  10. Lichtenberg PA, Strzepek DM. Assessment of institutionalized dementia patients’ competencies to participate in intimate relationships. Gerontologist 1990; 30: 117–120
  11. Bouman WP, Arcelus J, Benbow SM. Nottingham Study of Sexuality & Ageing (NoSSA I). Attitudes regarding sexuality and older people: a review of the literature. Sexual and Relationship Therapy 2006; 21: 149–61
  12. Black B, Muralee S, Tampi RR. Inappropriate sexual behaviours in dementia. Journal of Geriatric Psychiatry and Neurology 2005; 18: 155–162
  13. Burns A, Jacoby R, Levy R. Psychiatric phenomena in Alzheimer’s disease. IV: disorders of behaviour. British Journal of Psychiatry 1990; 157: 86–94

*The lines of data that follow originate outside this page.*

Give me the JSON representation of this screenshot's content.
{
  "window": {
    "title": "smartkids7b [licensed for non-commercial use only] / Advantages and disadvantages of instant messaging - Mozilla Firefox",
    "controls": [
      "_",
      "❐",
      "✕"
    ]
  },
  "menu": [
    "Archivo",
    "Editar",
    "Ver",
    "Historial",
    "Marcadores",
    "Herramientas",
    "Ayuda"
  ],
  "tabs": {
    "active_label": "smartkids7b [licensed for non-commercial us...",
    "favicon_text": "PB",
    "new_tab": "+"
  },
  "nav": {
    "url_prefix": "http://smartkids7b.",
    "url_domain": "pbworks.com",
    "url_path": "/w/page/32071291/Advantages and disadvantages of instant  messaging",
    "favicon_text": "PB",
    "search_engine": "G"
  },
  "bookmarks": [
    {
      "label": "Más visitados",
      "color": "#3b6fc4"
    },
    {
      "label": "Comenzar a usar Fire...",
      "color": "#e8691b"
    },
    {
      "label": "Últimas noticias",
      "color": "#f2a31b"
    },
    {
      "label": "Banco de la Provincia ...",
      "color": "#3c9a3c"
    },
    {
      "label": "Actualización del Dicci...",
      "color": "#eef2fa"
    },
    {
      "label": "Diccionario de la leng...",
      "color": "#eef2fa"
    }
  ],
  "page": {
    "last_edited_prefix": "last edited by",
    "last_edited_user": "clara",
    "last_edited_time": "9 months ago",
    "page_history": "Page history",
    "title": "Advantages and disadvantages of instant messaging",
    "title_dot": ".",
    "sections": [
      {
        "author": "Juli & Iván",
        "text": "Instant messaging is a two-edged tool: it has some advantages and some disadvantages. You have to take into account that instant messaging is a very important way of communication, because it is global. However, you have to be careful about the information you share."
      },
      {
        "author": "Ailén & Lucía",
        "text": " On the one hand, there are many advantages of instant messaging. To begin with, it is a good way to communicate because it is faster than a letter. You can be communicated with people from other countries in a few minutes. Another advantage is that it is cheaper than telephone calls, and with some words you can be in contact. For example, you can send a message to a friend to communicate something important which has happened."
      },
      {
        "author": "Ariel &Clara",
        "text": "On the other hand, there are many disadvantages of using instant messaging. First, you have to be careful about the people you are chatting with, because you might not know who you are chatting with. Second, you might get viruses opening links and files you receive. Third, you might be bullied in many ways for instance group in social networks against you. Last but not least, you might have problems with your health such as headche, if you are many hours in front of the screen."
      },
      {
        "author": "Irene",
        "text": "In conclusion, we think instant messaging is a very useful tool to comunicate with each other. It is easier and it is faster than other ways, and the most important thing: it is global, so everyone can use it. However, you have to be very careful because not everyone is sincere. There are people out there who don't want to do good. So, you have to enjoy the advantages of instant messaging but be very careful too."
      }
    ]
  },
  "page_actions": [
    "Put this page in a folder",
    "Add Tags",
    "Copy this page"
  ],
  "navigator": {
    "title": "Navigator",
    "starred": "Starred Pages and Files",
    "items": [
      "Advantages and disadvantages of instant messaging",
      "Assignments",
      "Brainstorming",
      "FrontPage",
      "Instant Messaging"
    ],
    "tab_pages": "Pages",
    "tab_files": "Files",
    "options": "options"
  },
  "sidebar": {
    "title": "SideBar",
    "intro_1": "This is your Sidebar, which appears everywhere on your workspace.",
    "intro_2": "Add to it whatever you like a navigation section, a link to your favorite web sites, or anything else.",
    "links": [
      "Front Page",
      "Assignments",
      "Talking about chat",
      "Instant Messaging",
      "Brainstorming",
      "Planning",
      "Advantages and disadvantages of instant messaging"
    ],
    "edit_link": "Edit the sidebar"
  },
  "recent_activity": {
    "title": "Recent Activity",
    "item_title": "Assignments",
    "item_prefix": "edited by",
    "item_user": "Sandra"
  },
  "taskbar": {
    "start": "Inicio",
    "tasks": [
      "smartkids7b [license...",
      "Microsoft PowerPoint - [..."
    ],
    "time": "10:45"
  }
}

  14. Cummings JL, Victoroff JI. Noncognitive neuropsychiatric syndromes in Alzheimer’s disease. Neuropsychiatry, Neuropsychology, & Behavioral Neurology 1990; 3: 140–158
  15. Zeiss AM, Davies HD, Tinklenberg JR. An observational study of sexual behavior in demented male patients. Journals of Gerontology Series A- Biological Sciences & Medical Sciences 1996; 51: M325–9
  16. Wells A. Cognitive Therapy of Anxiety Disorders. John Wiley and Sons, Chiceste,1997
  17. Kitwood T, Bredin K. A new approach to the evaluation of dementia care. Journal of Advances in Health and Nursing Care 1992; 1: 41–60
  18. Bouman WP. Sexuality in later life. In: The Oxford Textbook in Old Age Psychiatry, 2007. Tom Dening, Robin Jacoby, Catherine Oppenheimer, Alan Thomas (eds.). Oxford University Press, Oxford (in press)
  19. Oppenheimer C. (2002). Sexuality in old age. In: Psychiatry in the Elderly, 2002/ Robin Jacoby & Catherine Oppenheimer (eds.). Oxford University Press, Oxford
  20. Weg RB. The physiological perspective. In: Sexuality in the later years; roles and behaviour, 1983. R.B. Weg (ed.). New York: Academic Press